Maybe that should be a reality show, but it isn't. I want to compare the Athletics and Angels according to Net Runs Above Average and then compare their pitchers using PRAA and PRAR. Let's see how they stack up against each other to get a better feel for who could be the better team down the stretch.
Oakland has the better offensive/defensive combination by the sum of 40.16 Net Runs Above Average. That is a great deal of runs and makes me think the A's are capable of winning the division handily, and taking it soon. But we have not checked out the pitching situation yet. Something has to be making Anaheim win, and if it is not offense and defense, maybe their pitching is superior. Let's take a look at that.
Angels starters are three Pitching Runs Above Average (PRAA) better than the Athletics starters, but that can be explained away by the absence of Rich Harden in the rotation for a time. He easily would have added 3 more PRAA to his total in the starts he missed. They are also 5 Pitching Runs Above Average (PRAR) behind, but that is a small total (one that again is bigger if Harden's injury is taken into account.) An argument could be made they do not have the depth Oakland does in the rotation, but they make up for that with their bullpen. The Angels pen is one PRAA ahead of Oaklands (again, we have injury to blame. K-Rod was out and Scot Shields was the only dominant force in the pen. Huston Street was out as well for the A's, so this issue is cloudier than the rotation one). Their PRAR is huge though; 22, and it would be even more if they ignore Kevin Gregg (which they have been doing as of late from what I hear).
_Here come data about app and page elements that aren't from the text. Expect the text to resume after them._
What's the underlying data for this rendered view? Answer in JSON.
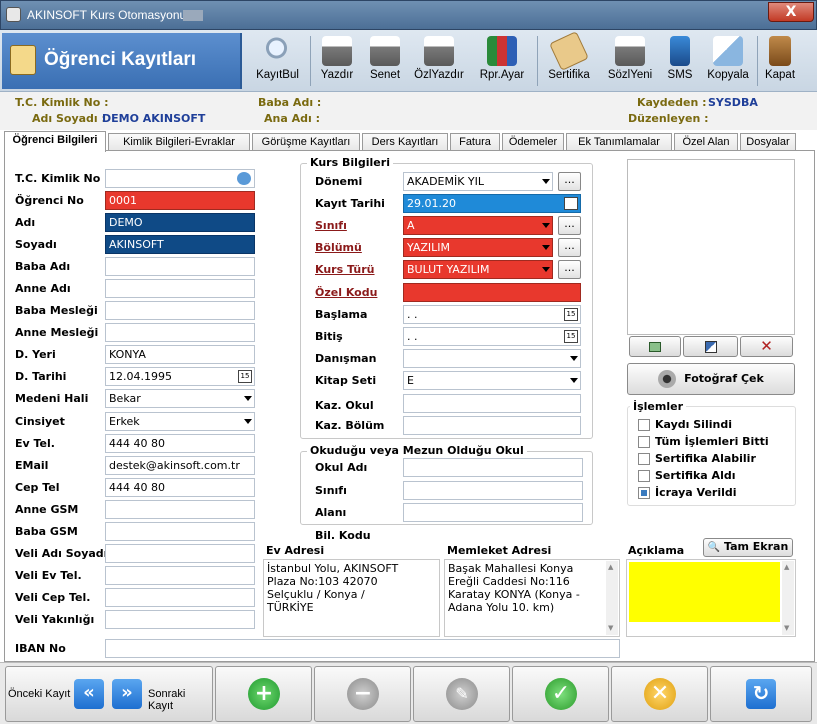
{
  "window": {
    "title": "AKINSOFT Kurs Otomasyonu s",
    "close": "X"
  },
  "header": {
    "title": "Öğrenci Kayıtları"
  },
  "toolbar": [
    {
      "label": "KayıtBul",
      "icon": "magnifier-icon"
    },
    {
      "label": "Yazdır",
      "icon": "printer-icon"
    },
    {
      "label": "Senet",
      "icon": "printer-icon"
    },
    {
      "label": "ÖzlYazdır",
      "icon": "printer-icon"
    },
    {
      "label": "Rpr.Ayar",
      "icon": "books-icon"
    },
    {
      "label": "Sertifika",
      "icon": "scroll-icon"
    },
    {
      "label": "SözlYeni",
      "icon": "printer-icon"
    },
    {
      "label": "SMS",
      "icon": "phone-icon"
    },
    {
      "label": "Kopyala",
      "icon": "copy-icon"
    },
    {
      "label": "Kapat",
      "icon": "door-icon"
    }
  ],
  "info": {
    "tc_label": "T.C. Kimlik No :",
    "tc_value": "",
    "name_label": "Adı Soyadı :",
    "name_value": "DEMO AKINSOFT",
    "father_label": "Baba Adı :",
    "mother_label": "Ana Adı :",
    "recorder_label": "Kaydeden :",
    "recorder_value": "SYSDBA",
    "editor_label": "Düzenleyen :",
    "editor_value": ""
  },
  "tabs": [
    "Öğrenci Bilgileri",
    "Kimlik Bilgileri-Evraklar",
    "Görüşme Kayıtları",
    "Ders Kayıtları",
    "Fatura",
    "Ödemeler",
    "Ek Tanımlamalar",
    "Özel Alan",
    "Dosyalar"
  ],
  "student": {
    "tc_label": "T.C. Kimlik No",
    "tc": "",
    "no_label": "Öğrenci No",
    "no": "0001",
    "name_label": "Adı",
    "name": "DEMO",
    "surname_label": "Soyadı",
    "surname": "AKINSOFT",
    "father_label": "Baba Adı",
    "father": "",
    "mother_label": "Anne Adı",
    "mother": "",
    "father_job_label": "Baba Mesleği",
    "father_job": "",
    "mother_job_label": "Anne Mesleği",
    "mother_job": "",
    "birthplace_label": "D. Yeri",
    "birthplace": "KONYA",
    "birthdate_label": "D. Tarihi",
    "birthdate": "12.04.1995",
    "marital_label": "Medeni Hali",
    "marital": "Bekar",
    "gender_label": "Cinsiyet",
    "gender": "Erkek",
    "home_tel_label": "Ev Tel.",
    "home_tel": "444 40 80",
    "email_label": "EMail",
    "email": "destek@akinsoft.com.tr",
    "mobile_label": "Cep Tel",
    "mobile": "444 40 80",
    "mother_gsm_label": "Anne GSM",
    "mother_gsm": "",
    "father_gsm_label": "Baba GSM",
    "father_gsm": "",
    "guardian_name_label": "Veli Adı Soyadı",
    "guardian_name": "",
    "guardian_home_label": "Veli Ev Tel.",
    "guardian_home": "",
    "guardian_mobile_label": "Veli Cep Tel.",
    "guardian_mobile": "",
    "guardian_rel_label": "Veli Yakınlığı",
    "guardian_rel": "",
    "iban_label": "IBAN No",
    "iban": ""
  },
  "course": {
    "group_title": "Kurs Bilgileri",
    "term_label": "Dönemi",
    "term": "AKADEMİK YIL",
    "reg_date_label": "Kayıt Tarihi",
    "reg_date": "29.01.20",
    "class_label": "Sınıfı",
    "class": "A",
    "dept_label": "Bölümü",
    "dept": "YAZILIM",
    "type_label": "Kurs Türü",
    "type": "BULUT YAZILIM",
    "code_label": "Özel Kodu",
    "code": "",
    "start_label": "Başlama",
    "start": " .  .",
    "end_label": "Bitiş",
    "end": " .  .",
    "advisor_label": "Danışman",
    "advisor": "",
    "book_label": "Kitap Seti",
    "book": "E",
    "reg_school_label": "Kaz. Okul",
    "reg_school": "",
    "reg_dept_label": "Kaz. Bölüm",
    "reg_dept": ""
  },
  "school": {
    "group_title": "Okuduğu veya Mezun Olduğu Okul",
    "school_label": "Okul Adı",
    "school": "",
    "class_label": "Sınıfı",
    "class": "",
    "field_label": "Alanı",
    "field": "",
    "code_label": "Bil. Kodu"
  },
  "photo": {
    "button": "Fotoğraf Çek"
  },
  "operations": {
    "title": "İşlemler",
    "items": [
      {
        "label": "Kaydı Silindi",
        "checked": false
      },
      {
        "label": "Tüm İşlemleri Bitti",
        "checked": false
      },
      {
        "label": "Sertifika Alabilir",
        "checked": false
      },
      {
        "label": "Sertifika Aldı",
        "checked": false
      },
      {
        "label": "İcraya Verildi",
        "checked": true
      }
    ]
  },
  "addresses": {
    "home_label": "Ev Adresi",
    "home": "İstanbul Yolu, AKINSOFT\nPlaza No:103 42070\nSelçuklu / Konya /\nTÜRKİYE",
    "hometown_label": "Memleket Adresi",
    "hometown": "Başak Mahallesi Konya\nEreğli Caddesi No:116\nKaratay KONYA (Konya -\nAdana Yolu 10. km)",
    "note_label": "Açıklama",
    "note": "",
    "fullscreen": "Tam Ekran"
  },
  "bottom": {
    "prev": "Önceki Kayıt",
    "next": "Sonraki Kayıt"
  },
  "colors": {
    "accent": "#3a6fb3",
    "required": "#e8382d",
    "name_field": "#0f4a86",
    "date_field": "#1f8ad8",
    "note_bg": "#ffff00"
  }
}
This is how the Angels have been winning. Their offense and defense is no match for the A's, their rotation is of a lower quality, but their bullpen trumps the A's pen. With their smallball tendencies the pen is even more important than it is for some teams, because they are supposed to keep the Angels in games while they scrape and claw back into it. Not exactly the best strategy for the playoffs though; when the Angels have to face teams like the A's who are better at everything except using their bullpen. There could be issues if the A's beat up on an Angels starter and the game is lost early on (think ALDS against Boston in 04'). If the Angels offense is not running on full cylinders like it did in the 2002 playoffs then they will not succeed in a 5 or 7 game series with a more complete team like Oakland. If Joe Kennedy and Jay Witasick can continue pitching well out of Denver then the Angels bullpen advantage is slimmer than it appears now, further lowering their chances of winning the division.
If you notice, there is only one big NRAA gun on Anaheim, and that is Vlad Guerrero. If he slumps for a significant period of time (only a .208/.264/.376 line in July) the Angels will suffer for it. The A's on the other hand have Crosby, Johnson, and Chavez (.379/.440/.699 in June and .272/.333/.495 in July) to maintain the offense (and if emergency struck, possibly Daric Barton for a short time). Depth is the key to the A's stretch drive, and as much as the Angels can survive through injuries I don't think their depth matches up with Oaklands.
One last thing; Oakland is a better team than the numbers show here, because many of these players are playing better since the end of May or so than their season total suggests. Jason Kendall and Eric Chavez are worth much more than their NRAA suggests at this point, which I believe could increase the A's advantage of NRAA to as much as 50 runs above average or more. It will be an interesting race down the stretch for the AL West with these two teams.